Your task:
Go through the entries one line at a time, and gather every line that has the word "title".

Supplied entries:
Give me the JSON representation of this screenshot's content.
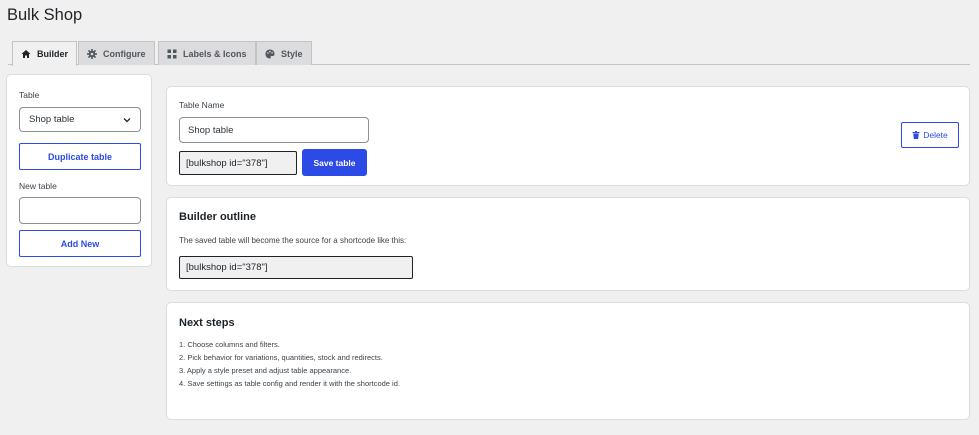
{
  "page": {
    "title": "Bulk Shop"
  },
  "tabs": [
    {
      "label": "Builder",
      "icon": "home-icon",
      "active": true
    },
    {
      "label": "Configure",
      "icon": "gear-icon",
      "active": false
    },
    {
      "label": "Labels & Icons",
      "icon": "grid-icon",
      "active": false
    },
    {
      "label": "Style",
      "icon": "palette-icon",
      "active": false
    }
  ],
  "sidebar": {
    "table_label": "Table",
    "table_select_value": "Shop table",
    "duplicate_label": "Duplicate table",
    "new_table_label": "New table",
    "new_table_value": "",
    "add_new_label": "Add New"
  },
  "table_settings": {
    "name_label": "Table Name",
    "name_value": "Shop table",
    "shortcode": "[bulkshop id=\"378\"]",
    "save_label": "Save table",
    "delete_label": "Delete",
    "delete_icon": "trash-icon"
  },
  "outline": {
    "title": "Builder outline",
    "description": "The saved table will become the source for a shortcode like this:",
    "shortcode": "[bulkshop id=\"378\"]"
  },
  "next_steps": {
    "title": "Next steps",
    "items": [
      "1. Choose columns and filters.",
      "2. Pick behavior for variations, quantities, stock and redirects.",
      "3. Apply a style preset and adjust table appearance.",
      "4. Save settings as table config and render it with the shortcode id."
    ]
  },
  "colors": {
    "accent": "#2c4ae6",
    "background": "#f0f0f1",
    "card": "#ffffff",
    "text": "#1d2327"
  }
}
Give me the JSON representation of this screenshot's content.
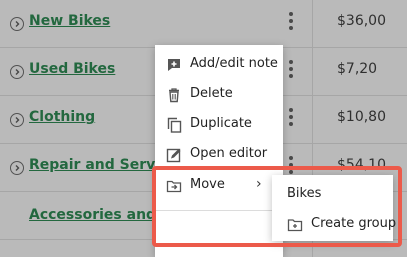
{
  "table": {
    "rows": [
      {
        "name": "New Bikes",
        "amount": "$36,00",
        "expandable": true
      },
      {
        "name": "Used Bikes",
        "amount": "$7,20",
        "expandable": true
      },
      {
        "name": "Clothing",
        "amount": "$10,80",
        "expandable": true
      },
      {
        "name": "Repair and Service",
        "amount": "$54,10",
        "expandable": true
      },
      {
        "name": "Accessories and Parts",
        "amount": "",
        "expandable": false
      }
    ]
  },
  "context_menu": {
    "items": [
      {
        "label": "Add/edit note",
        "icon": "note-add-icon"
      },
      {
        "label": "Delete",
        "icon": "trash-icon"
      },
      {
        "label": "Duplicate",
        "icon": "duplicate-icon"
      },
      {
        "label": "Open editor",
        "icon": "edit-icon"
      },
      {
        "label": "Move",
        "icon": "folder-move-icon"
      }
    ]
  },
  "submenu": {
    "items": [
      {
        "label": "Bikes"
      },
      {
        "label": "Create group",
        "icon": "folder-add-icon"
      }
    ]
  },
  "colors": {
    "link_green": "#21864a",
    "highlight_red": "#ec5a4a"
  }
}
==
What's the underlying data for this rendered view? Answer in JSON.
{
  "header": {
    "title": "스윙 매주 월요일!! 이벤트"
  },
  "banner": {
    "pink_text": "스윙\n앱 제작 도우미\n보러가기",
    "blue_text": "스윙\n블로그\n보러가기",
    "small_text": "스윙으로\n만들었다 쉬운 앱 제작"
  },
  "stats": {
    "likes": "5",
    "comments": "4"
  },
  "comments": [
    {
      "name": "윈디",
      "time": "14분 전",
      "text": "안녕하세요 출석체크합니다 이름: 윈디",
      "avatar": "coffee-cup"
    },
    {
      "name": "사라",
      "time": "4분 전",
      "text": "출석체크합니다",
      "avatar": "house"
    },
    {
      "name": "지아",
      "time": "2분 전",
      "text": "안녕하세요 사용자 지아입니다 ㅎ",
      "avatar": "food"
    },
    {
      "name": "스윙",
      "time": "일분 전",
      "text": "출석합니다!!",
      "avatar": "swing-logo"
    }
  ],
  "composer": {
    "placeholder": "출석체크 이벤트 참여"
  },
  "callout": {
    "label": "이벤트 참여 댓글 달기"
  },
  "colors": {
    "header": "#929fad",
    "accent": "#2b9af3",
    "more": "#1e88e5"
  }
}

Answer section:
    "title": "Bulk Shop"
    "title": "Builder outline",
    "title": "Next steps",
    "title": "스윙 매주 월요일!! 이벤트"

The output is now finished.